Last month’s fire escape collapse in Rittenhouse Square Philadelphia left one man dead and two women seriously injured. The roomates, Albert Suh, a 22-year-old financial analyst, Laura O’Brien, a 24-year-old kindergarten teacher and 22-year-old Nancy Chen, were throwing a birthday party when around midnight, they went out onto the corroded stairwell to smoke a cigarette. The fire escape gave way and the three friends were suddenly dropped 40 feet. While O’Brien and Chen suffered injuries, Suh died shortly after the accident.
The families of Mr. Suh and Ms. O’Brien have decided to pursue the matter by filing a suit against the landlord, Alex Khorram of Newtown Square, and owner of the Khorram Group LP. It was found that the fire escape had not been inspected in the last 50 years and was in poor condition. Due to lack of proper maintenance and inspection, the structure was weakened and not suitable for use. Ms. Chen and her family are not involved in the suit at this time, but she has hired lawyers. The O’Brien and Suh suit is seeking damages in excess of $50,000.
Across the United States building codes and fire protection codes are some of the finest in the world, with many countries opting to follow U.S. standards.
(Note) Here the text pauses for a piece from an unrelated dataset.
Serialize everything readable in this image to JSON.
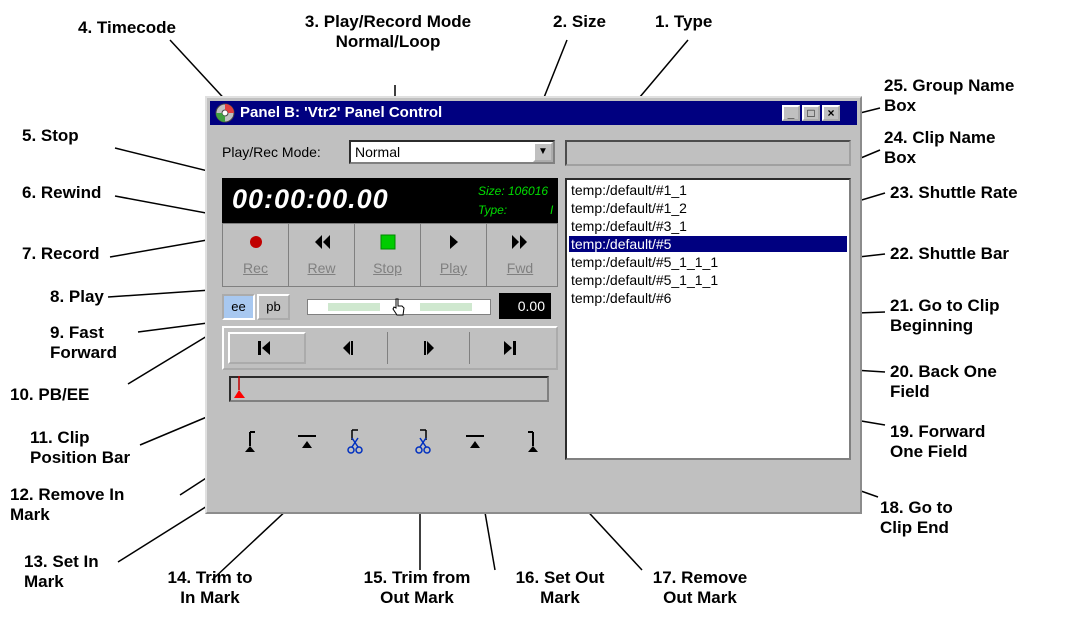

Under Pennsylvania building code 82.17. Safety –fire prevention and egress laws:
(7) Outside stairs and fire escapes shall be constructed of metal or fire-retardant or pressure treated wood and shall have at least a 3-foot landing equipped with safety rails immediately under the door or window used as an emergency or fire exit. The stairs or fire escape shall be adequately maintained in a safe condition.
Clearly Mr. Khorram neglected his responsible to provide tenants with a safe conditioned fire escape. What is surprising and a bit disturbing is the city never sought to inspect the property in the last 50 years. Had the city inspected the fire escape, this accident could have been prevented. Better yet, had Khorram took care to maintain his property as is his legal responsibility as landlord, Mr. Suh would still be here today. Sadly, this is a case of tragedy by neglect.